Emory’s Own Cemetery, Largely Unknown to Students

Yes, there is a graveyard on campus.

At Clairmont Campus to be exact, and only a less-than-five-minute walk from the Student Activity and Academic Center (SAAC).

One of the earliest historical landmarks of DeKalb County, Hardman Cemetery was created when Rody, the one-and-a-half-year-old child of Naman Hardman, passed away in February 1825.

The State of Georgia hired Naman Hardman in 1823 to build roads, after the state and federal governments forced the Creek Indians out of Georgia. The Creek Indians were forced to cede the land that is now DeKalb County.

A devout Baptist, Hardman began to hold prayer meetings in his log cabin, which he built near what is today Clairmont Road. He eventually built a meetinghouse in 1826 and with it, deeded two acres for a cemetery.
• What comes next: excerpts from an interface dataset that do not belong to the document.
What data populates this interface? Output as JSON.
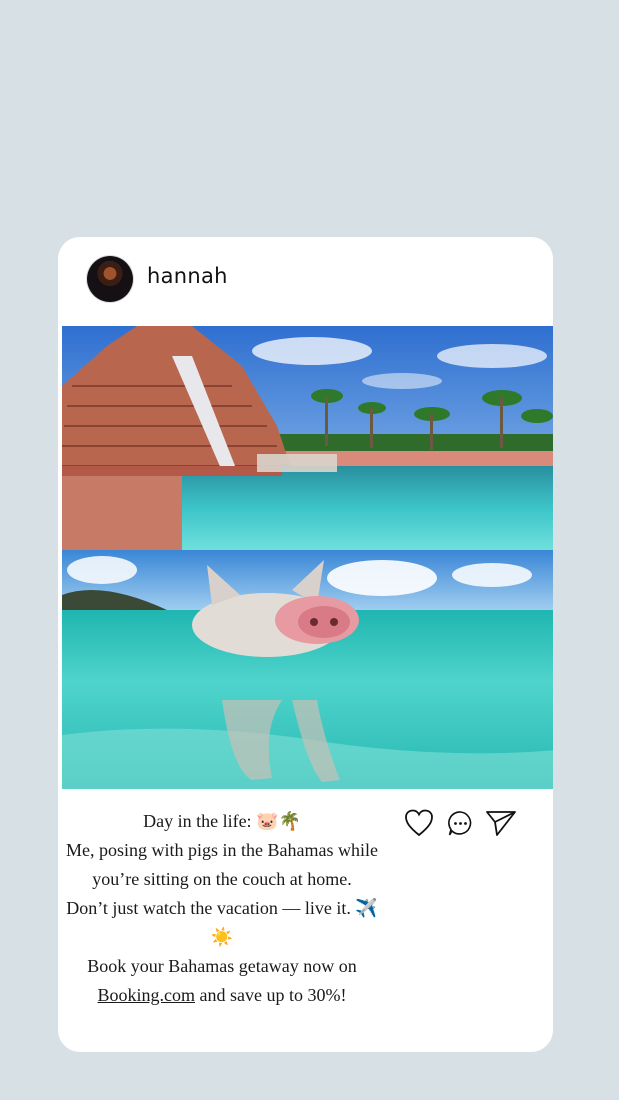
{
  "post": {
    "username": "hannah",
    "caption_lines": [
      "Day in the life: 🐷🌴",
      "Me, posing with pigs in the Bahamas while",
      "you’re sitting on the couch at home.",
      "Don’t just watch the vacation — live it. ✈️",
      "☀️",
      "Book your Bahamas getaway now on"
    ],
    "caption_link": "Booking.com",
    "caption_after_link": " and save up to 30%!"
  },
  "icons": {
    "like": "heart-icon",
    "comment": "comment-icon",
    "share": "send-icon"
  },
  "colors": {
    "background": "#d7e1e5",
    "card": "#ffffff",
    "text": "#1a1a1a",
    "water": "#3fc8c4",
    "sky": "#3f7fd0"
  }
}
This cemetery is older than Emory and the City of Atlanta.

Vice President and Deputy to the President Gary Hauk said it would be hard to imagine there is anything in the DeKalb County area that is older than the graveyard at Clairmont. Hauk has written extensively on Emory’s history and most recently co-wrote and published Where Courageous Inquiry Leads — The Emerging Life of Emory University.
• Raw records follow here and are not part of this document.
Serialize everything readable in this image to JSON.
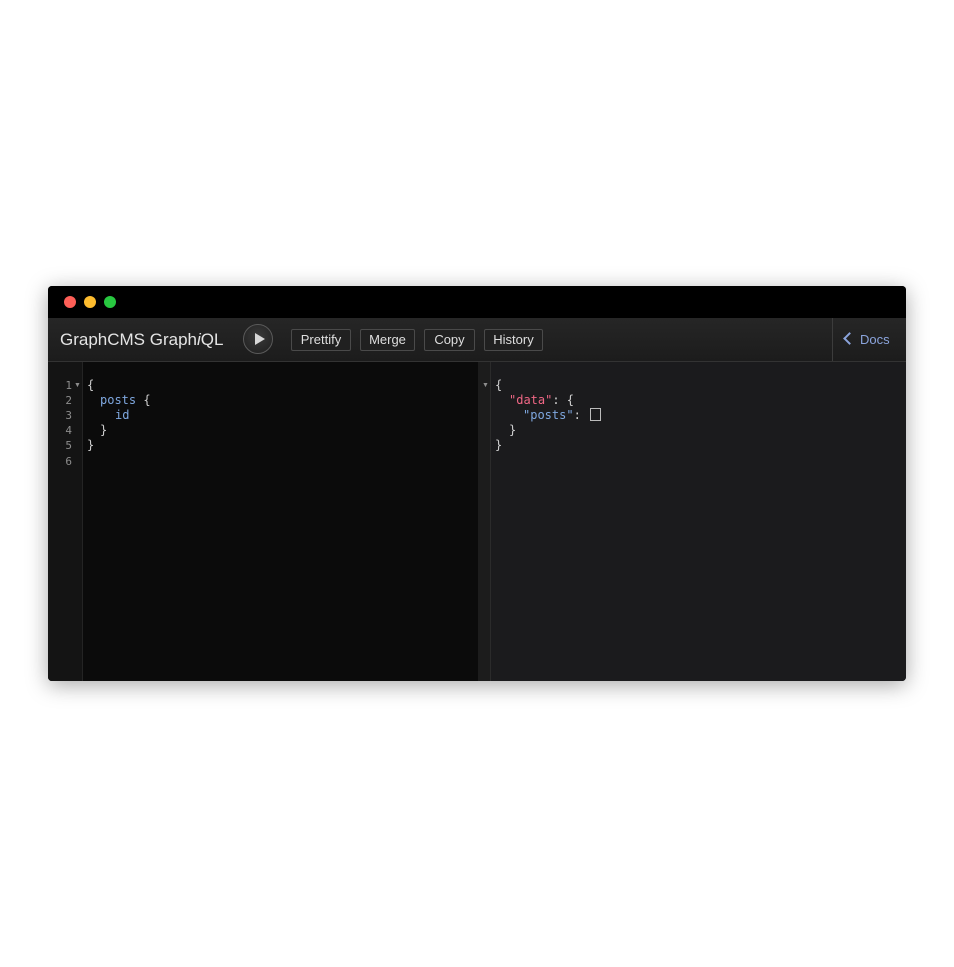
{
  "window": {
    "traffic_lights": [
      "close",
      "minimize",
      "maximize"
    ]
  },
  "toolbar": {
    "title_prefix": "GraphCMS Graph",
    "title_italic": "i",
    "title_suffix": "QL",
    "buttons": {
      "prettify": "Prettify",
      "merge": "Merge",
      "copy": "Copy",
      "history": "History"
    },
    "docs": "Docs"
  },
  "editor": {
    "line_numbers": [
      "1",
      "2",
      "3",
      "4",
      "5",
      "6"
    ],
    "lines": {
      "l1": "{",
      "l2_field": "posts",
      "l2_brace": " {",
      "l3_field": "id",
      "l4": "}",
      "l5": "}"
    }
  },
  "result": {
    "l1": "{",
    "data_key": "\"data\"",
    "data_rest": ": {",
    "posts_key": "\"posts\"",
    "posts_colon": ": ",
    "l4": "}",
    "l5": "}"
  },
  "colors": {
    "accent_link": "#8ba4dc",
    "json_key_data": "#f06785",
    "field_blue": "#7fa8e0"
  }
}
The cemetery has 23 documented burials, one of which is Naman Hardman’s sister, Elizabeth. She ultimately married a doctor named Chapmon Powell who owned a medicine house near, what is today, the Package Store located on Clairmont Avenue just past Los Loros Mexican Restaurant.

According to Hauk, there is also an unknown amount of unidentified slaves buried in the cemetery. Robert McNeely was the last person to be buried at the Hardman Cemetery in 1909.
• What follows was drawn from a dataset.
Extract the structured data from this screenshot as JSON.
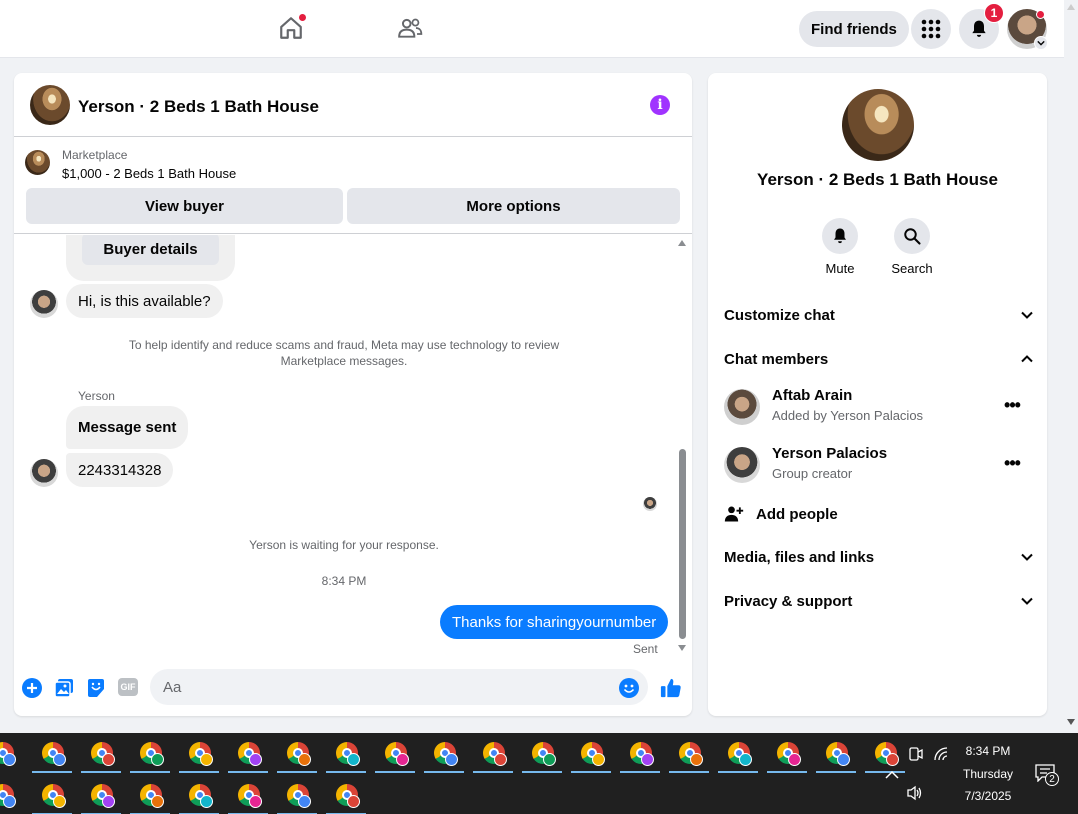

This article marks the start of a new beat for the news section focusing on Emory’s history. We hope to expose students, faculty and staff to the unique stories of Emory’s past. If you have any questions or suggestions for articles, email Nick Sommariva at nsommar@emory.edu.